Nothing is to be altered; the data must be repeated exactly.

[[ DATA FOR ANALYSIS open ]]

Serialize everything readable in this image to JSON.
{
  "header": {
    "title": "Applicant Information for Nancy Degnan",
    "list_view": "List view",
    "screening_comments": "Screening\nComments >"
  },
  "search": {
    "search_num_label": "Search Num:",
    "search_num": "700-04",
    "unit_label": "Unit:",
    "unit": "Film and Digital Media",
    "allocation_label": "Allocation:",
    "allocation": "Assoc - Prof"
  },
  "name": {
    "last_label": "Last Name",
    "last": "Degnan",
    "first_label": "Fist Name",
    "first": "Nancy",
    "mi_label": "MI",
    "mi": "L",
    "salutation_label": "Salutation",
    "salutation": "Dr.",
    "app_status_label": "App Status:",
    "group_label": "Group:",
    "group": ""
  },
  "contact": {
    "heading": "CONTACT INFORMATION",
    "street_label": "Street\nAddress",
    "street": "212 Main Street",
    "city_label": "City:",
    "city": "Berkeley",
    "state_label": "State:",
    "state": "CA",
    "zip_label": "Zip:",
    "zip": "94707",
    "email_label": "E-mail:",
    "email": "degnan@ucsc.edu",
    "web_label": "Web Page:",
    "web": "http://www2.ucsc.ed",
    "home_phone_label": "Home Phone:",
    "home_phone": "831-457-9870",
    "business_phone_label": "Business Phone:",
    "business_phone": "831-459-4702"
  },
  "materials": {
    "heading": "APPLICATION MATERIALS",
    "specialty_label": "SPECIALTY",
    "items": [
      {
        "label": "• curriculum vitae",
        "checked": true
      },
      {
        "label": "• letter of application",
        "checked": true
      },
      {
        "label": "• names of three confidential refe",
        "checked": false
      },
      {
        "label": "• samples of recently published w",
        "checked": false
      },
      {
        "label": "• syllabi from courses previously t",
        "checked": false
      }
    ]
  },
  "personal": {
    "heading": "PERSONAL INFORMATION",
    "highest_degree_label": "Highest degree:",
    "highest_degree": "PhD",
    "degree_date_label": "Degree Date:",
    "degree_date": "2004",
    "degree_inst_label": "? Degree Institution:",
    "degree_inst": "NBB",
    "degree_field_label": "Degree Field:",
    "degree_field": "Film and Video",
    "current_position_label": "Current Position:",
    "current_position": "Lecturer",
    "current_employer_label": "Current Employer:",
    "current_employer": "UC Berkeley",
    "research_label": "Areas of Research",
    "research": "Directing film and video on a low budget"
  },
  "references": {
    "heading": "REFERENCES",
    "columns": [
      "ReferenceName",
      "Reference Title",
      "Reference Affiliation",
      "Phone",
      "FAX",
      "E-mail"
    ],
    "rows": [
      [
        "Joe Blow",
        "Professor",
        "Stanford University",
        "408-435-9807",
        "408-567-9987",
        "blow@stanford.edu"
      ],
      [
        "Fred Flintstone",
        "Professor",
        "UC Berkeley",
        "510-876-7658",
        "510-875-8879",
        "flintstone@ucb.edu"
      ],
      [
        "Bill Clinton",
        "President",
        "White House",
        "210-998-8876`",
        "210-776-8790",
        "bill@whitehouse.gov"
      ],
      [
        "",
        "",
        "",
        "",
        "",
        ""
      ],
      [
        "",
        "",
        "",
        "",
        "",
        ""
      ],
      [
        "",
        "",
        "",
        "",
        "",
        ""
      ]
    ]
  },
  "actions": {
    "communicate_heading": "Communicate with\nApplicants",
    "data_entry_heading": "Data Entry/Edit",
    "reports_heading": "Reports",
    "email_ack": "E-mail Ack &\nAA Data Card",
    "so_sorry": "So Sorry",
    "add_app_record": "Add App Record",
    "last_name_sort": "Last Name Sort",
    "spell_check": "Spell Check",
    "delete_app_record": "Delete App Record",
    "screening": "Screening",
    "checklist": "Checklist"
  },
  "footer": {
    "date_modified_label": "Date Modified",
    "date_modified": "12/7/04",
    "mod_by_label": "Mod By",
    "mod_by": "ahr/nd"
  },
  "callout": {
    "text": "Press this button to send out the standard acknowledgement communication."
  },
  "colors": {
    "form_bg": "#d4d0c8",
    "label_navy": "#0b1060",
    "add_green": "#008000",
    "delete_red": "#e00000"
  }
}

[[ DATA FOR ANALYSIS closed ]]

## TASK RESPONSE
Serialize everything readable in this image to JSON.
{
  "header": {
    "title": "Applicant Information for Nancy Degnan",
    "list_view": "List view",
    "screening_comments": "Screening\nComments >"
  },
  "search": {
    "search_num_label": "Search Num:",
    "search_num": "700-04",
    "unit_label": "Unit:",
    "unit": "Film and Digital Media",
    "allocation_label": "Allocation:",
    "allocation": "Assoc - Prof"
  },
  "name": {
    "last_label": "Last Name",
    "last": "Degnan",
    "first_label": "Fist Name",
    "first": "Nancy",
    "mi_label": "MI",
    "mi": "L",
    "salutation_label": "Salutation",
    "salutation": "Dr.",
    "app_status_label": "App Status:",
    "group_label": "Group:",
    "group": ""
  },
  "contact": {
    "heading": "CONTACT INFORMATION",
    "street_label": "Street\nAddress",
    "street": "212 Main Street",
    "city_label": "City:",
    "city": "Berkeley",
    "state_label": "State:",
    "state": "CA",
    "zip_label": "Zip:",
    "zip": "94707",
    "email_label": "E-mail:",
    "email": "degnan@ucsc.edu",
    "web_label": "Web Page:",
    "web": "http://www2.ucsc.ed",
    "home_phone_label": "Home Phone:",
    "home_phone": "831-457-9870",
    "business_phone_label": "Business Phone:",
    "business_phone": "831-459-4702"
  },
  "materials": {
    "heading": "APPLICATION MATERIALS",
    "specialty_label": "SPECIALTY",
    "items": [
      {
        "label": "• curriculum vitae",
        "checked": true
      },
      {
        "label": "• letter of application",
        "checked": true
      },
      {
        "label": "• names of three confidential refe",
        "checked": false
      },
      {
        "label": "• samples of recently published w",
        "checked": false
      },
      {
        "label": "• syllabi from courses previously t",
        "checked": false
      }
    ]
  },
  "personal": {
    "heading": "PERSONAL INFORMATION",
    "highest_degree_label": "Highest degree:",
    "highest_degree": "PhD",
    "degree_date_label": "Degree Date:",
    "degree_date": "2004",
    "degree_inst_label": "? Degree Institution:",
    "degree_inst": "NBB",
    "degree_field_label": "Degree Field:",
    "degree_field": "Film and Video",
    "current_position_label": "Current Position:",
    "current_position": "Lecturer",
    "current_employer_label": "Current Employer:",
    "current_employer": "UC Berkeley",
    "research_label": "Areas of Research",
    "research": "Directing film and video on a low budget"
  },
  "references": {
    "heading": "REFERENCES",
    "columns": [
      "ReferenceName",
      "Reference Title",
      "Reference Affiliation",
      "Phone",
      "FAX",
      "E-mail"
    ],
    "rows": [
      [
        "Joe Blow",
        "Professor",
        "Stanford University",
        "408-435-9807",
        "408-567-9987",
        "blow@stanford.edu"
      ],
      [
        "Fred Flintstone",
        "Professor",
        "UC Berkeley",
        "510-876-7658",
        "510-875-8879",
        "flintstone@ucb.edu"
      ],
      [
        "Bill Clinton",
        "President",
        "White House",
        "210-998-8876`",
        "210-776-8790",
        "bill@whitehouse.gov"
      ],
      [
        "",
        "",
        "",
        "",
        "",
        ""
      ],
      [
        "",
        "",
        "",
        "",
        "",
        ""
      ],
      [
        "",
        "",
        "",
        "",
        "",
        ""
      ]
    ]
  },
  "actions": {
    "communicate_heading": "Communicate with\nApplicants",
    "data_entry_heading": "Data Entry/Edit",
    "reports_heading": "Reports",
    "email_ack": "E-mail Ack &\nAA Data Card",
    "so_sorry": "So Sorry",
    "add_app_record": "Add App Record",
    "last_name_sort": "Last Name Sort",
    "spell_check": "Spell Check",
    "delete_app_record": "Delete App Record",
    "screening": "Screening",
    "checklist": "Checklist"
  },
  "footer": {
    "date_modified_label": "Date Modified",
    "date_modified": "12/7/04",
    "mod_by_label": "Mod By",
    "mod_by": "ahr/nd"
  },
  "callout": {
    "text": "Press this button to send out the standard acknowledgement communication."
  },
  "colors": {
    "form_bg": "#d4d0c8",
    "label_navy": "#0b1060",
    "add_green": "#008000",
    "delete_red": "#e00000"
  }
}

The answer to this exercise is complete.